When we think of diesel fuel contamination, we consider different broad categories of contaminants. Sludge and biomass are considered soft contaminants. Water is a big one and has been talked about extensively in the past. Virtually every storage tank has water and is at risk for the issues that water causes in stored fuel, namely, corrosion and microbial growth.
Speaking of corrosion, that falls under the category of hard particulates. These are extremely damaging in equipment parts in all kinds of engines, but are even more damaging in newer high pressure common rail diesel engines. Hard particulates can be the kind that are generated within fuel tanks and system lines (i.e. rust), generated within engines (wear particles and soot), they can even come in from the outside, especially in heavy equipment operating under stressful conditions like in mining and construction.
These hard particulates are particularly (no pun intended) damaging to common rail diesel injectors. Most of us know that today’s common rail diesel injectors operate at significantly higher pressures than those from the past. But there’s also issues concerning the spray pattern of the injectors themselves. The engine relies on a precise spray pattern generated by the injectors for the engine to operate at the high peak efficiencies it needs to. This means the right timing, the right distribution and the right amounts of fuel. These injectors operate precisely because they are engineered precisely; for example, they have ball valves that are sealed with a ball that’s only 1 mm in diameter. Hard particulates in the fuel will damage these areas, preventing the kind of optimal seal necessary for them to function.

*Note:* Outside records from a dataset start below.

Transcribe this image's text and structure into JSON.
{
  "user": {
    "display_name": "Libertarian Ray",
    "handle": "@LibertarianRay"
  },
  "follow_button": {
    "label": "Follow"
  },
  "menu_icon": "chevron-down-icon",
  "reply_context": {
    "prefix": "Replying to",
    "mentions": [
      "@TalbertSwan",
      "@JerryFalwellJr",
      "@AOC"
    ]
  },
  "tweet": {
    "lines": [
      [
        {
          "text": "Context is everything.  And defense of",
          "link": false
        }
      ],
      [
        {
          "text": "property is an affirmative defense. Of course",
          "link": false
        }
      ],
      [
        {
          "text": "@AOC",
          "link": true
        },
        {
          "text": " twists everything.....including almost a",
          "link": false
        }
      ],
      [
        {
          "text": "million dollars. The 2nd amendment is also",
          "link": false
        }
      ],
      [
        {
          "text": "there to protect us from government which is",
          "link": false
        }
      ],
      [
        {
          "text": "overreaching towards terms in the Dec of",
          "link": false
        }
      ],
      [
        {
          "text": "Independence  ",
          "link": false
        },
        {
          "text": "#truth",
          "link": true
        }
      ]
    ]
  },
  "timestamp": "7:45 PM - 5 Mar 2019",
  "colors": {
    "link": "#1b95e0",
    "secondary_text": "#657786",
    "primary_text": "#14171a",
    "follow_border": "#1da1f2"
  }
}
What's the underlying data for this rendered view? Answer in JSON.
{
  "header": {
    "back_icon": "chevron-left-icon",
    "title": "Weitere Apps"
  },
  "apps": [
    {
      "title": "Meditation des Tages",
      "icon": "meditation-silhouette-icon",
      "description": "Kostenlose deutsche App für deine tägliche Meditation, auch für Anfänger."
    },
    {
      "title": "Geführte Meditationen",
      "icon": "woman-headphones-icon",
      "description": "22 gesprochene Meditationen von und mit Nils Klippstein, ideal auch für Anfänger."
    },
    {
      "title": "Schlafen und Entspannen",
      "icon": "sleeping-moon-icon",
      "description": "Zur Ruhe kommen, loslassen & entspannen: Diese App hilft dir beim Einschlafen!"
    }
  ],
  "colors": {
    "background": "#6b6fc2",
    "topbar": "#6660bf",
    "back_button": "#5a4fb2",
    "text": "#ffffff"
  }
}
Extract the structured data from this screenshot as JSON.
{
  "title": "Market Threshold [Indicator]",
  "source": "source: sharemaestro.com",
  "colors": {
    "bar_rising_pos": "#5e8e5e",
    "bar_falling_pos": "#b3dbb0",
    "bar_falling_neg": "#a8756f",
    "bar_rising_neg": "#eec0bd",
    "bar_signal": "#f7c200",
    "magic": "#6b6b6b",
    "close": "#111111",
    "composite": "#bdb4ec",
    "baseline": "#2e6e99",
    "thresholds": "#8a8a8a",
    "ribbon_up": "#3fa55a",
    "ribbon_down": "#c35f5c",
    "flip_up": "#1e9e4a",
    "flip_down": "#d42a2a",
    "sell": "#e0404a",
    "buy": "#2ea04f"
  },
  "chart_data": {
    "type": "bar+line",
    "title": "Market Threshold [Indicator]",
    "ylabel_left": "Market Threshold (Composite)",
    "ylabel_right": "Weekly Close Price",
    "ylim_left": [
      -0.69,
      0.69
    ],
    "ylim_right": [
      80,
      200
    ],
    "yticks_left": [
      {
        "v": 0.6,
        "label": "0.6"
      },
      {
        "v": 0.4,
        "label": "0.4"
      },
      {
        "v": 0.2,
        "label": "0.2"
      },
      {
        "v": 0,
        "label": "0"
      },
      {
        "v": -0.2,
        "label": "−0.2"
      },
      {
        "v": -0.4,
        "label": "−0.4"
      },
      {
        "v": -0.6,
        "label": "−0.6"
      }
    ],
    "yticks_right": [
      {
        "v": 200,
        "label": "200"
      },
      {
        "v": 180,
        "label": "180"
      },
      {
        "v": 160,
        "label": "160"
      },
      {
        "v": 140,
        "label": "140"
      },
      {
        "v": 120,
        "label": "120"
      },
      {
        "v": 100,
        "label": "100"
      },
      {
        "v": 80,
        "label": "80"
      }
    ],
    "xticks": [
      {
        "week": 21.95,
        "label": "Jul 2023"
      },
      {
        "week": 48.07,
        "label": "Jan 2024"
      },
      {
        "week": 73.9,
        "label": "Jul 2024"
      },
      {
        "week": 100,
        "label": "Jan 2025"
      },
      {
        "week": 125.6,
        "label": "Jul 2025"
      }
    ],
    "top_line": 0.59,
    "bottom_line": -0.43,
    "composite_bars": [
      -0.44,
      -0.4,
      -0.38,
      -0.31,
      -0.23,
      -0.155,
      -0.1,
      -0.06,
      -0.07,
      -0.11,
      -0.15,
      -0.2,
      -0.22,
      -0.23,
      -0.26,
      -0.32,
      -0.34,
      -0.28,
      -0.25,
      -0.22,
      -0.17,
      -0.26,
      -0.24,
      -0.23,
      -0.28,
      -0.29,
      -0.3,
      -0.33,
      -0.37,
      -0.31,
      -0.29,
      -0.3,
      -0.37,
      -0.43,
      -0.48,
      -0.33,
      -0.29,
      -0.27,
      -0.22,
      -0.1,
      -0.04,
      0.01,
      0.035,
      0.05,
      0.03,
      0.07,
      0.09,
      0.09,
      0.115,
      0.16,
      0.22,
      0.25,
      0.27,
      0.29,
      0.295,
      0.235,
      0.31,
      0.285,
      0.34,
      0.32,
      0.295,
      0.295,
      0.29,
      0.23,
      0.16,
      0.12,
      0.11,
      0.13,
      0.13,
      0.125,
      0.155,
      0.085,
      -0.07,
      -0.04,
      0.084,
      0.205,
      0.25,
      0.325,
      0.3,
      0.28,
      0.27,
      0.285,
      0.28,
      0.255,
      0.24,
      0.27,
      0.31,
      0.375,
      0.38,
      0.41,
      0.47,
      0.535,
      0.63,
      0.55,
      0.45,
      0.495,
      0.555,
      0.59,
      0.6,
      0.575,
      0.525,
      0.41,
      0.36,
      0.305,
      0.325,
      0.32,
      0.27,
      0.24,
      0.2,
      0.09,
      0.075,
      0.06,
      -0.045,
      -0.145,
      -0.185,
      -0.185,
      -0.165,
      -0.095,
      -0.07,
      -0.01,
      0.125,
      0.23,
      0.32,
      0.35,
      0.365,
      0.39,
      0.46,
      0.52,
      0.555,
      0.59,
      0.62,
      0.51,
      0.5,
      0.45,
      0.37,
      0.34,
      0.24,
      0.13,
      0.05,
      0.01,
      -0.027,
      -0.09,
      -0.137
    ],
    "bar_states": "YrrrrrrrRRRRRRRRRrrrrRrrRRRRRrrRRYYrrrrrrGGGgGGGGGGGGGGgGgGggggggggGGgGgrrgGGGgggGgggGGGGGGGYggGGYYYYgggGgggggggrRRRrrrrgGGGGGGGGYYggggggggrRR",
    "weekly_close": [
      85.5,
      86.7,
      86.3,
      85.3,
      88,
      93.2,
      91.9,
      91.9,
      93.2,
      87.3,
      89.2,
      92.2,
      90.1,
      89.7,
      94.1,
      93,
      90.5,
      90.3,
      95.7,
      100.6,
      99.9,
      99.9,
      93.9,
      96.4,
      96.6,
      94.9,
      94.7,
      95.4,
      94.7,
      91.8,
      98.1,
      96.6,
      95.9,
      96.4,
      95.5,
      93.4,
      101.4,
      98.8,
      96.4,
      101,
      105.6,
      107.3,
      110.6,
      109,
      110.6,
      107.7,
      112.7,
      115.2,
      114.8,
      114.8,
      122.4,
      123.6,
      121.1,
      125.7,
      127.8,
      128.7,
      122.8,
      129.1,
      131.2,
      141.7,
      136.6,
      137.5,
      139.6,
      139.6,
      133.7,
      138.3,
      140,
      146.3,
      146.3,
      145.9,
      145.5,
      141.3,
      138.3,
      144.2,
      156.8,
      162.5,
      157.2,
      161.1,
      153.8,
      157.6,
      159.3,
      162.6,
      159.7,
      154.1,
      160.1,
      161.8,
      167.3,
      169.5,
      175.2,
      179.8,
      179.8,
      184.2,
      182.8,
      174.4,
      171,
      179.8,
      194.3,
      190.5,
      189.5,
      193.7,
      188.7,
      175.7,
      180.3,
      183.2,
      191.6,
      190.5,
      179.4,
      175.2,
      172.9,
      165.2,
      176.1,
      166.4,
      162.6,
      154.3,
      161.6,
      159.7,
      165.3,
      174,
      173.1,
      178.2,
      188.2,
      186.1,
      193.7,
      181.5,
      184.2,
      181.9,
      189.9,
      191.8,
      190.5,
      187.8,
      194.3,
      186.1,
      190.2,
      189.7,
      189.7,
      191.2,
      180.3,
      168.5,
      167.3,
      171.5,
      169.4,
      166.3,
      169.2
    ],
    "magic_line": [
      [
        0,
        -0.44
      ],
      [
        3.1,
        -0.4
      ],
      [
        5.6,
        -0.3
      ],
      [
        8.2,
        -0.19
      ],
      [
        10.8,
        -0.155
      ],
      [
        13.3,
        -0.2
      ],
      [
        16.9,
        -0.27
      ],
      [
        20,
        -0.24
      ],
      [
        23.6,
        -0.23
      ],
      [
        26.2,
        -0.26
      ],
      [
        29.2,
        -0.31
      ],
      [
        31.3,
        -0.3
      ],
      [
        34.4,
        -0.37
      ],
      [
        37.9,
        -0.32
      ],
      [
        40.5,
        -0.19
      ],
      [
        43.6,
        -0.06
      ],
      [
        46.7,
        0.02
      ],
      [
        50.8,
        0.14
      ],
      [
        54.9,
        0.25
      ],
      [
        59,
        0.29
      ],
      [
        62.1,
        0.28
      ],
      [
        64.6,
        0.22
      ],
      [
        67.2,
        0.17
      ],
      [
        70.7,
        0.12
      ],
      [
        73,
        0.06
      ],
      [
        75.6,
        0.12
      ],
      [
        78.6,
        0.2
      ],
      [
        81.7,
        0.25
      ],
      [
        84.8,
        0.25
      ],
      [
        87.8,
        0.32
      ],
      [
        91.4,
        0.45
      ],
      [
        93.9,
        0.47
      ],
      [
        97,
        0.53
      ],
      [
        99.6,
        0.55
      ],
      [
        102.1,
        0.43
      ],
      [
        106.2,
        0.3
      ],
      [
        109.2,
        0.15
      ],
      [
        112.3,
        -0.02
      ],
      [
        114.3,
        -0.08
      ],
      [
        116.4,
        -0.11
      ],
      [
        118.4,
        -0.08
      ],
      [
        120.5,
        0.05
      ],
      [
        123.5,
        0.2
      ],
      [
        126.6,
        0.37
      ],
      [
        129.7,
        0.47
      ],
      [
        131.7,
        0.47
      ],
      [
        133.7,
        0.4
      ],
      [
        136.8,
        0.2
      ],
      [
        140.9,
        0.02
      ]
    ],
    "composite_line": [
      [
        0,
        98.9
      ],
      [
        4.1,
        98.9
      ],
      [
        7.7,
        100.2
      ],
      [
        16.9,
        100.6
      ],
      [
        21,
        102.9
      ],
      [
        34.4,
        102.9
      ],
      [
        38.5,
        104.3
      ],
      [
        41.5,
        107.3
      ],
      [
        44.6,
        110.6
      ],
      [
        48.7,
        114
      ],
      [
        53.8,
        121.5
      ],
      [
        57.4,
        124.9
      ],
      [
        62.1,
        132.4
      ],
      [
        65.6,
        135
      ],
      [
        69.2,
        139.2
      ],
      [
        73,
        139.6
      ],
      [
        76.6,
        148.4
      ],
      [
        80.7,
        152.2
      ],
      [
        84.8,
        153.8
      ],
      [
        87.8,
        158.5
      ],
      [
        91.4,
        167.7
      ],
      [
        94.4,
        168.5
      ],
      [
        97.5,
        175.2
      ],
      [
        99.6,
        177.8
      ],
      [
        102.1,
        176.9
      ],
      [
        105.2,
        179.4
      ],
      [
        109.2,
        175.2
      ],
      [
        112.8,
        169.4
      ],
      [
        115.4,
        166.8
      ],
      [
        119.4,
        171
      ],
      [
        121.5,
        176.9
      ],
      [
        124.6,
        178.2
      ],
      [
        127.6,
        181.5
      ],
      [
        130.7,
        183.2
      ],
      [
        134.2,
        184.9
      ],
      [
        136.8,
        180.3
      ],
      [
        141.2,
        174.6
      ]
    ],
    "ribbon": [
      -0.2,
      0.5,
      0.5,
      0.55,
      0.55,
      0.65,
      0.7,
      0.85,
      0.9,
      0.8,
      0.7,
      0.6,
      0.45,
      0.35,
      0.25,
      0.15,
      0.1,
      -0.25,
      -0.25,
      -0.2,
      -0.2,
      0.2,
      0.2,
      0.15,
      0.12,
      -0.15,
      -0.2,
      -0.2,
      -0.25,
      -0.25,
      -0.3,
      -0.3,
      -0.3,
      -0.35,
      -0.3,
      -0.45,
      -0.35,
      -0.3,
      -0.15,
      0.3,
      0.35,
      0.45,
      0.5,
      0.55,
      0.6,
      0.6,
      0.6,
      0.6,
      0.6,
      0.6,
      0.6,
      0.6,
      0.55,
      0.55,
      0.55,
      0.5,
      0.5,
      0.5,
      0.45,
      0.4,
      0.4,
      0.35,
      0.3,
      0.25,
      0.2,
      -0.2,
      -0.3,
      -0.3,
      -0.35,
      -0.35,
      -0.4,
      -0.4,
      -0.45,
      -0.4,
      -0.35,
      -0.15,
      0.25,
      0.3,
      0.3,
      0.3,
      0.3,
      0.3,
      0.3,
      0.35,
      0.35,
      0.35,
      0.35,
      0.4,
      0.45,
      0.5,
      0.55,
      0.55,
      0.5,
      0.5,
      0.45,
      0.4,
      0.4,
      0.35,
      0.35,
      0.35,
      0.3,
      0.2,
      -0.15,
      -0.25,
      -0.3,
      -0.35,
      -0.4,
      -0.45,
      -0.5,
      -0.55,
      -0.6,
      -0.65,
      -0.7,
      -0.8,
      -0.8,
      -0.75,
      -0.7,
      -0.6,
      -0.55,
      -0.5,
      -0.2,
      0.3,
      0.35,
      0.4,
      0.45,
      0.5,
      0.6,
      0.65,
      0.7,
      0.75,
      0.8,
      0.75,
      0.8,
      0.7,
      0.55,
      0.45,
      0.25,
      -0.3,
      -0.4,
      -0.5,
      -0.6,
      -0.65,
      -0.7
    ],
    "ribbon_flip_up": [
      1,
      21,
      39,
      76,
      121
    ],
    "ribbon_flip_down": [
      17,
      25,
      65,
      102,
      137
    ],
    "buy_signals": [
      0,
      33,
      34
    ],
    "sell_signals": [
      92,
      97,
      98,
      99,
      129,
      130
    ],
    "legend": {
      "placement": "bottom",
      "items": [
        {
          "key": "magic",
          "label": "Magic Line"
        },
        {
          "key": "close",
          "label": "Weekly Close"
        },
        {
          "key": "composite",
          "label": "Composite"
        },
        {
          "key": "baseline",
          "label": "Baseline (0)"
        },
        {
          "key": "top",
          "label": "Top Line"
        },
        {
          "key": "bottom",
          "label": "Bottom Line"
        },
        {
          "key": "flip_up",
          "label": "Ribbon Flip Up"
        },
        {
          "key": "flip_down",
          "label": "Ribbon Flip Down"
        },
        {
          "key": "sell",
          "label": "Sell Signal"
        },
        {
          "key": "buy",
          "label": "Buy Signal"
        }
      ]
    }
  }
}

As such, these hard particulate contaminants don’t have to be very big. In fact, even the smallest particles less than 5 microns in size cause major damage in these systems because they have almost a sandblasting effect over time on the surfaces of these parts.
There’s More Particulate In Fuel Than You Think
Talk to the manufacturers of these high pressure common rail systems and they’ll give you a limit of less than 1 gram of hard particulate content for every 10,000 gallons of fuel. However, in some parts of the world, the actual amount in fuel is closer to the order of 700 grams (1.5 lbs) of particulate. Most common rail diesel engine parts wouldn’t last long having to run fuel like that. And to be fair, most fuels in the United States don’t reach nearly that level of contamination. But there are plenty of storage tanks that have significant hard particulate content due to rust and corrosion.
Do You Have Sludge and Biofilm In Your Tank?
Fuel management professionals know that any time you have microbes in your storage tanks (which is a widespread problem), you’re going to get films of biomass formed on tank surfaces. Many don’t know that even these innocuous formations can speed tank corrosion and increase buildup of hard particulates in their stored fuel.
This happens through a couple of mechanisms. When you have a patch of biofilm on a tank surface, you can get the formation of a “galvanic couple”, where electrons move from one area to the other. This is a classic scenario where corrosion reactions happen in storage tanks, and it’s because of the biomass in the tank.
Biomass formations can also accelerate corrosion by causing pockets of highly concentrated oxygen to become trapped near metal surfaces. Oxygen likes to move from areas of high concentrate to low concentration (think osmosis), and it just so happens that fuel tends to hold more dissolved oxygen than water does. Most tanks have both in them, and so oxygen will naturally want to move from the fuel into the water. If this transfer happens around a biomass formation, some of the oxygen can get trapped in spaces, causing a corrosive situation.
All of this speaks to the need to pay attention to what’s going with the storage tanks and the fuel inside. Even something as seemingly harmless as tank sludge and biofilm can be causing way more damage to the tank and fuel than one might think. And if the fuel is contaminated, then it’s much more likely that expensive engines and equipment are going to have costly problems, too.
You may be interested in these related posts:
- How Long Does Diesel Last In A Tank?
- Diesel Fuel Filtration Considerations
- Diesel Fuel Storage Best Practices
This post was published on December 20, 2018 and was updated on December 20, 2018.